Irritable bowel syndrome (IBS) is the one of the most common “functional” conditions of the intestines. A functional disorder is a disease in which there is no physical cause detectable by currently available diagnostic techniques (lab tests, x-rays, etc.). This makes it a difficult disease to diagnose.
It is a non life-threatening ailment characterized by changes in bowel habits and abdominal pain. Another name for the condition is “spastic colon”. It’s estimated that between 5 to 10 percent of the population suffers from IBS. It is more common in women and usually begins around age 20. It is not an inflammatory disease such as Crohn’s disease or ulcerative colitis.

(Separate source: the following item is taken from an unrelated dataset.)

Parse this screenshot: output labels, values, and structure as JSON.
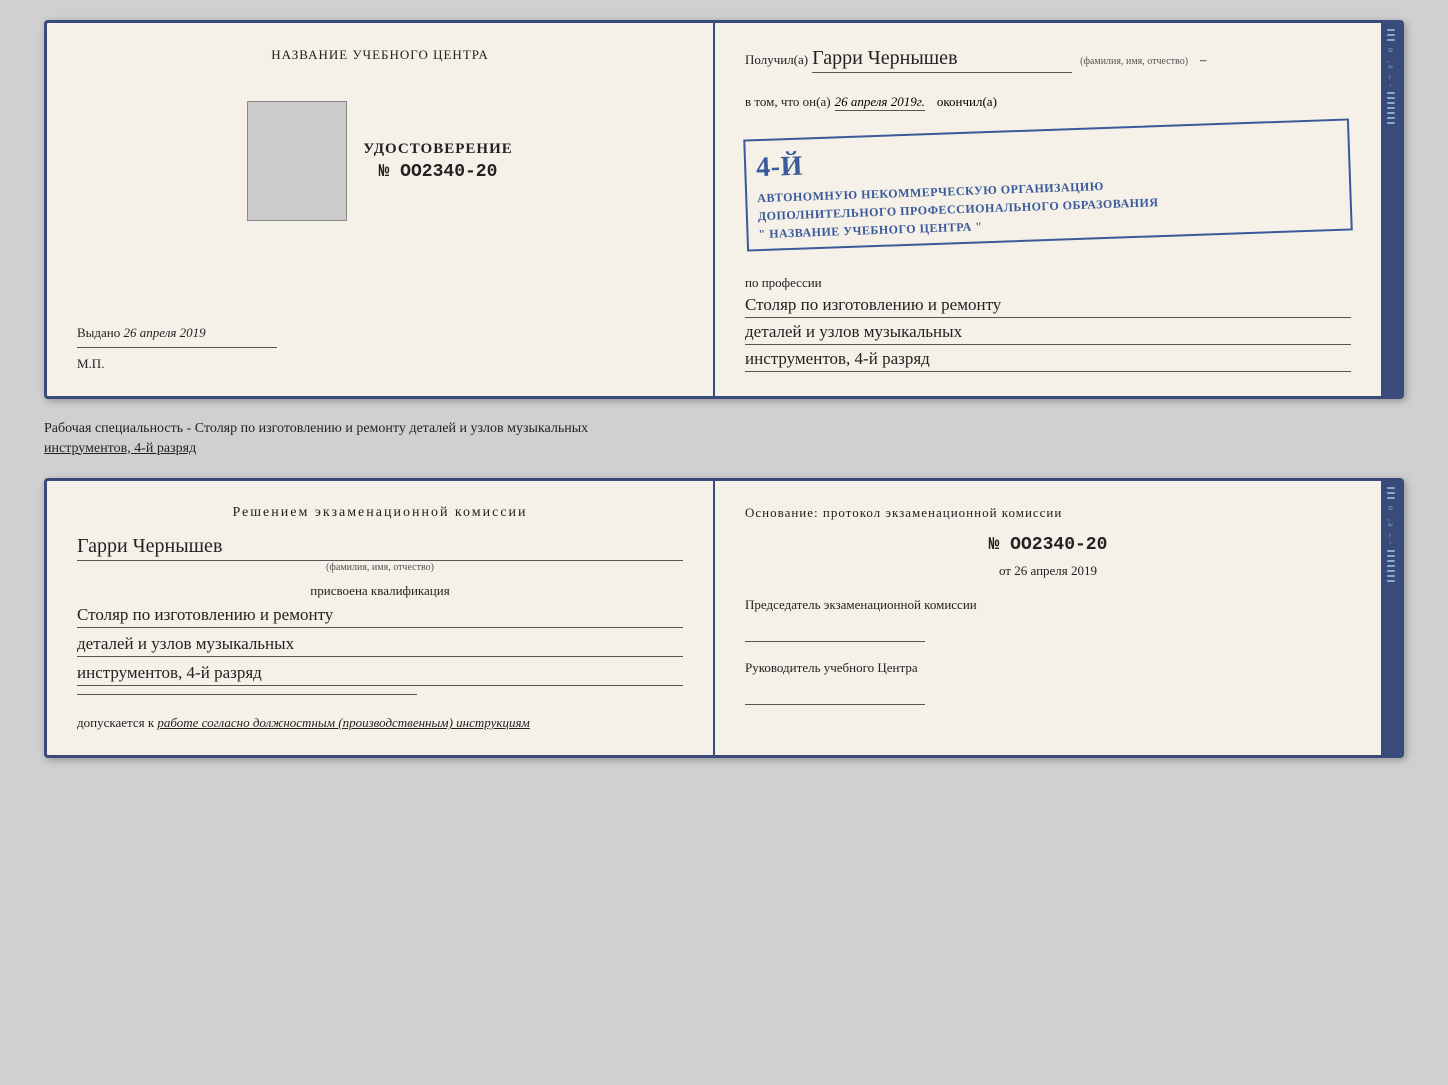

The problem is that the intestines “act” irritated. The intestinal muscles may squeeze too hard or not hard enough, causing food to move too quickly or too slowly through the bowels. This dysfunction gives symptoms of diarrhea or constipation; bloating and gas; pain and cramping; and strong feelings of having to have a bowel movement.
The cause of IBS is unclear. There seem to be many factors involved including the bowel itself, the nerves supplying the intestines, and psychological stressors. The bowel tends to be “hypersensitive” in IBS. Some find that certain foods will cause symptoms. Others will notice more symptoms during times of emotional stress or with a change in normal routine, such as with traveling.
Diagnosing IBS can be difficult since there are no specific tests or studies that can be done to determine if IBS is causing the symptoms. Usually, testing to rule out more serious conditions (inflammatory bowel disease, colon cancer) is done initially. These may include blood tests, X-rays or CT scans, and colonoscopy.
Once it is determined that irritable bowel syndrome is the cause, treatment can then be recommended. Strategies for controlling IBS incorporate diet modification, regular exercise, and stress reduction. If certain foods seem to aggravate the condition, avoiding these foods is a good first step. Keeping a diary of your food intake and symptoms may help to determine what foods incite certain symptoms.
Increasing fiber in the diet will help most IBS sufferers. There are two types of fiber: soluble and insoluble. Soluble fiber dissolves in liquid. An example is psyllium (Fiberall, Metamucil). Higher intake of soluble fiber usually helps both diarrhea and constipation. Insoluble fiber is present in fruits, vegetables, whole grains and cereals. Insoluble fiber can make diarrhea worse in some individuals.
Switching to a high-fiber diet can cause a temporary worsening of some symptoms, such as bloating or gas. The key is to increase fiber in your diet slowly. This will allow your gastrointestinal system to get used to the fiber.
Avoid foods that are high in fat or items containing caffeine, as these can cause cramping. Alcohol and chocolate may also worsen symptoms. Gas-producing foods such as beans and cabbage should be eliminated. Drink plenty of water each day. Try eating smaller, more frequent meals. Dairy products should only be avoided by those who are lactose intolerant.
Prescription medicines for IBS are primarily aimed at relaxing intestinal spasms. Some medicines work on the muscles of the bowel while others affect the nerves to the bowel. Since stress can play a big part in IBS exacerbations, medicines traditionally used for anxiety and depression are often considered for the treatment of this condition.
The content in this column is for informational purposes only. Consult your physician for appropriate individual treatment. Dr. Reynolds practices Family Medicine in Chesterfield.